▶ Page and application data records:
-------------------------

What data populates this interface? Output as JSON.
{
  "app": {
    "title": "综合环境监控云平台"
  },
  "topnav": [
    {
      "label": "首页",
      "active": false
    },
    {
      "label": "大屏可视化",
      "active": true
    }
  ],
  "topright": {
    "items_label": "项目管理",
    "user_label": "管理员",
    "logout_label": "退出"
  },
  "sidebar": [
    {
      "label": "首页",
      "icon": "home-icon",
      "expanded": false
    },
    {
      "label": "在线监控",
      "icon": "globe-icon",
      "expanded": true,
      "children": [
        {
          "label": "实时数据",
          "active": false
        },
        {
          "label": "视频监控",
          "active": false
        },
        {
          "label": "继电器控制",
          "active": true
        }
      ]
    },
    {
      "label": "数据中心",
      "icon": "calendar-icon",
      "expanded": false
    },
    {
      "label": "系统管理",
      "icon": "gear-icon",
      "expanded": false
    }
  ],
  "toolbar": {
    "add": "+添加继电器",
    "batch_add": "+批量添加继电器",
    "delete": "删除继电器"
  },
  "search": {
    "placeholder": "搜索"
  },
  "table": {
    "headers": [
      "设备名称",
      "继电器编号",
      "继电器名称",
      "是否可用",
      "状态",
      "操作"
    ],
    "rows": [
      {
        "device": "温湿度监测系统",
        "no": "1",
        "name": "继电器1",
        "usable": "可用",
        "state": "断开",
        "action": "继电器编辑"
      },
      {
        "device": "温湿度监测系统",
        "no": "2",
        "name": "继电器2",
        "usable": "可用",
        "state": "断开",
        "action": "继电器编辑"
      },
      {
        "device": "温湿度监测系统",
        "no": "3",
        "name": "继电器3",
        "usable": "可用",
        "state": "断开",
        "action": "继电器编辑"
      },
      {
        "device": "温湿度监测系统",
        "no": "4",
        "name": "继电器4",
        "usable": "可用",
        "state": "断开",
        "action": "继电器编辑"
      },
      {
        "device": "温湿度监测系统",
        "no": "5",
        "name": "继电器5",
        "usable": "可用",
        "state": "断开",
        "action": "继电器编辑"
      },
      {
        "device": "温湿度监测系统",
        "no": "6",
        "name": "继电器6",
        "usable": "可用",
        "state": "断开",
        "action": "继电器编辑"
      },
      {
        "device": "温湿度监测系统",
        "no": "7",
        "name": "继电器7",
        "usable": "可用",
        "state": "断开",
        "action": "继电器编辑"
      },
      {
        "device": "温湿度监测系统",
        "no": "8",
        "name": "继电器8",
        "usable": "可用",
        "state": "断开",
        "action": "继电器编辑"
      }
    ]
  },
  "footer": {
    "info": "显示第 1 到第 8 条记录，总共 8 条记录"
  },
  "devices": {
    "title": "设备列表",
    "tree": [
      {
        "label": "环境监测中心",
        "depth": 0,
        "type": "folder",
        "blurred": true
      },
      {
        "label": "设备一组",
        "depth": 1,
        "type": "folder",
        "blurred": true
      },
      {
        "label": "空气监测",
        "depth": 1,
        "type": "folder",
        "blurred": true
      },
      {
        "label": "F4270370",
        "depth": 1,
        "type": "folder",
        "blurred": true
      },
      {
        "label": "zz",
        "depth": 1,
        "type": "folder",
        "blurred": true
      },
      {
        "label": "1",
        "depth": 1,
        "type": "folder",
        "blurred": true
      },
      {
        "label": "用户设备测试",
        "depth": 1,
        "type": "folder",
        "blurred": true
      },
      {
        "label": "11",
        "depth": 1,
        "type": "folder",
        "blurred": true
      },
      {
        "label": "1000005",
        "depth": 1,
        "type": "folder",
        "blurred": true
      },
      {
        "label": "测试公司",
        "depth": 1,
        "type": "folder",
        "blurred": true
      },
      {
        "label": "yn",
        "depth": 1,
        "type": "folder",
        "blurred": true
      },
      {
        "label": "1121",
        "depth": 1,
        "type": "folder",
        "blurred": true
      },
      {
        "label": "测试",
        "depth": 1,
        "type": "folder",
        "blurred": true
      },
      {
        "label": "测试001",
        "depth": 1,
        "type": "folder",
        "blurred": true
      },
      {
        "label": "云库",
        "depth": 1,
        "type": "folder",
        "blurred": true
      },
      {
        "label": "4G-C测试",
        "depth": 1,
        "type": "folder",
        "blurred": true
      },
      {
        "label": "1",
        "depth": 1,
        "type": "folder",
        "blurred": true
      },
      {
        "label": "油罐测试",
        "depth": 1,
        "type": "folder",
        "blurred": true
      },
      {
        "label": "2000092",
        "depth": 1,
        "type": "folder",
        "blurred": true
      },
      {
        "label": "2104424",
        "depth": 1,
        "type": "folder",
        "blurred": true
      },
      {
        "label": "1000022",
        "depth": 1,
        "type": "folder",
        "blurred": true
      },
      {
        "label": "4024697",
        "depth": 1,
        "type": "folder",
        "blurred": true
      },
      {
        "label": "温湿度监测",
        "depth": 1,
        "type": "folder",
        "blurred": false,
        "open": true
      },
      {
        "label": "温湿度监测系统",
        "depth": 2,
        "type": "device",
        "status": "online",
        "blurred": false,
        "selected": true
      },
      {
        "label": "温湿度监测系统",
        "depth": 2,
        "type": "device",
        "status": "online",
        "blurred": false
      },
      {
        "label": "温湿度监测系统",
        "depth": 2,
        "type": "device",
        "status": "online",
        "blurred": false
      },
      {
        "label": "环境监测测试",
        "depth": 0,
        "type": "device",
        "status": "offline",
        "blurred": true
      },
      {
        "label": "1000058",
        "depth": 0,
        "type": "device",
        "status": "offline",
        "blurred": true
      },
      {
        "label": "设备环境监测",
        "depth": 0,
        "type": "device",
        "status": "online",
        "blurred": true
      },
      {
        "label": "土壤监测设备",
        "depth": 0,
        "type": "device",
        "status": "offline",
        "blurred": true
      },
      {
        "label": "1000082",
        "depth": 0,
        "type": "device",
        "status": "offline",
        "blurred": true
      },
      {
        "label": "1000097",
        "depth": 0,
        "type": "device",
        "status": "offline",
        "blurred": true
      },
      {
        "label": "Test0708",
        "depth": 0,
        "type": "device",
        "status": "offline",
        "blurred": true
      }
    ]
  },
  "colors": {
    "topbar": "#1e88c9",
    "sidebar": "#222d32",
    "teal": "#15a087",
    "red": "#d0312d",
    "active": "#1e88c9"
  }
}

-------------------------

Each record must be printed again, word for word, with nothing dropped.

▶ Task solution:
What data populates this interface? Output as JSON.
{
  "app": {
    "title": "综合环境监控云平台"
  },
  "topnav": [
    {
      "label": "首页",
      "active": false
    },
    {
      "label": "大屏可视化",
      "active": true
    }
  ],
  "topright": {
    "items_label": "项目管理",
    "user_label": "管理员",
    "logout_label": "退出"
  },
  "sidebar": [
    {
      "label": "首页",
      "icon": "home-icon",
      "expanded": false
    },
    {
      "label": "在线监控",
      "icon": "globe-icon",
      "expanded": true,
      "children": [
        {
          "label": "实时数据",
          "active": false
        },
        {
          "label": "视频监控",
          "active": false
        },
        {
          "label": "继电器控制",
          "active": true
        }
      ]
    },
    {
      "label": "数据中心",
      "icon": "calendar-icon",
      "expanded": false
    },
    {
      "label": "系统管理",
      "icon": "gear-icon",
      "expanded": false
    }
  ],
  "toolbar": {
    "add": "+添加继电器",
    "batch_add": "+批量添加继电器",
    "delete": "删除继电器"
  },
  "search": {
    "placeholder": "搜索"
  },
  "table": {
    "headers": [
      "设备名称",
      "继电器编号",
      "继电器名称",
      "是否可用",
      "状态",
      "操作"
    ],
    "rows": [
      {
        "device": "温湿度监测系统",
        "no": "1",
        "name": "继电器1",
        "usable": "可用",
        "state": "断开",
        "action": "继电器编辑"
      },
      {
        "device": "温湿度监测系统",
        "no": "2",
        "name": "继电器2",
        "usable": "可用",
        "state": "断开",
        "action": "继电器编辑"
      },
      {
        "device": "温湿度监测系统",
        "no": "3",
        "name": "继电器3",
        "usable": "可用",
        "state": "断开",
        "action": "继电器编辑"
      },
      {
        "device": "温湿度监测系统",
        "no": "4",
        "name": "继电器4",
        "usable": "可用",
        "state": "断开",
        "action": "继电器编辑"
      },
      {
        "device": "温湿度监测系统",
        "no": "5",
        "name": "继电器5",
        "usable": "可用",
        "state": "断开",
        "action": "继电器编辑"
      },
      {
        "device": "温湿度监测系统",
        "no": "6",
        "name": "继电器6",
        "usable": "可用",
        "state": "断开",
        "action": "继电器编辑"
      },
      {
        "device": "温湿度监测系统",
        "no": "7",
        "name": "继电器7",
        "usable": "可用",
        "state": "断开",
        "action": "继电器编辑"
      },
      {
        "device": "温湿度监测系统",
        "no": "8",
        "name": "继电器8",
        "usable": "可用",
        "state": "断开",
        "action": "继电器编辑"
      }
    ]
  },
  "footer": {
    "info": "显示第 1 到第 8 条记录，总共 8 条记录"
  },
  "devices": {
    "title": "设备列表",
    "tree": [
      {
        "label": "环境监测中心",
        "depth": 0,
        "type": "folder",
        "blurred": true
      },
      {
        "label": "设备一组",
        "depth": 1,
        "type": "folder",
        "blurred": true
      },
      {
        "label": "空气监测",
        "depth": 1,
        "type": "folder",
        "blurred": true
      },
      {
        "label": "F4270370",
        "depth": 1,
        "type": "folder",
        "blurred": true
      },
      {
        "label": "zz",
        "depth": 1,
        "type": "folder",
        "blurred": true
      },
      {
        "label": "1",
        "depth": 1,
        "type": "folder",
        "blurred": true
      },
      {
        "label": "用户设备测试",
        "depth": 1,
        "type": "folder",
        "blurred": true
      },
      {
        "label": "11",
        "depth": 1,
        "type": "folder",
        "blurred": true
      },
      {
        "label": "1000005",
        "depth": 1,
        "type": "folder",
        "blurred": true
      },
      {
        "label": "测试公司",
        "depth": 1,
        "type": "folder",
        "blurred": true
      },
      {
        "label": "yn",
        "depth": 1,
        "type": "folder",
        "blurred": true
      },
      {
        "label": "1121",
        "depth": 1,
        "type": "folder",
        "blurred": true
      },
      {
        "label": "测试",
        "depth": 1,
        "type": "folder",
        "blurred": true
      },
      {
        "label": "测试001",
        "depth": 1,
        "type": "folder",
        "blurred": true
      },
      {
        "label": "云库",
        "depth": 1,
        "type": "folder",
        "blurred": true
      },
      {
        "label": "4G-C测试",
        "depth": 1,
        "type": "folder",
        "blurred": true
      },
      {
        "label": "1",
        "depth": 1,
        "type": "folder",
        "blurred": true
      },
      {
        "label": "油罐测试",
        "depth": 1,
        "type": "folder",
        "blurred": true
      },
      {
        "label": "2000092",
        "depth": 1,
        "type": "folder",
        "blurred": true
      },
      {
        "label": "2104424",
        "depth": 1,
        "type": "folder",
        "blurred": true
      },
      {
        "label": "1000022",
        "depth": 1,
        "type": "folder",
        "blurred": true
      },
      {
        "label": "4024697",
        "depth": 1,
        "type": "folder",
        "blurred": true
      },
      {
        "label": "温湿度监测",
        "depth": 1,
        "type": "folder",
        "blurred": false,
        "open": true
      },
      {
        "label": "温湿度监测系统",
        "depth": 2,
        "type": "device",
        "status": "online",
        "blurred": false,
        "selected": true
      },
      {
        "label": "温湿度监测系统",
        "depth": 2,
        "type": "device",
        "status": "online",
        "blurred": false
      },
      {
        "label": "温湿度监测系统",
        "depth": 2,
        "type": "device",
        "status": "online",
        "blurred": false
      },
      {
        "label": "环境监测测试",
        "depth": 0,
        "type": "device",
        "status": "offline",
        "blurred": true
      },
      {
        "label": "1000058",
        "depth": 0,
        "type": "device",
        "status": "offline",
        "blurred": true
      },
      {
        "label": "设备环境监测",
        "depth": 0,
        "type": "device",
        "status": "online",
        "blurred": true
      },
      {
        "label": "土壤监测设备",
        "depth": 0,
        "type": "device",
        "status": "offline",
        "blurred": true
      },
      {
        "label": "1000082",
        "depth": 0,
        "type": "device",
        "status": "offline",
        "blurred": true
      },
      {
        "label": "1000097",
        "depth": 0,
        "type": "device",
        "status": "offline",
        "blurred": true
      },
      {
        "label": "Test0708",
        "depth": 0,
        "type": "device",
        "status": "offline",
        "blurred": true
      }
    ]
  },
  "colors": {
    "topbar": "#1e88c9",
    "sidebar": "#222d32",
    "teal": "#15a087",
    "red": "#d0312d",
    "active": "#1e88c9"
  }
}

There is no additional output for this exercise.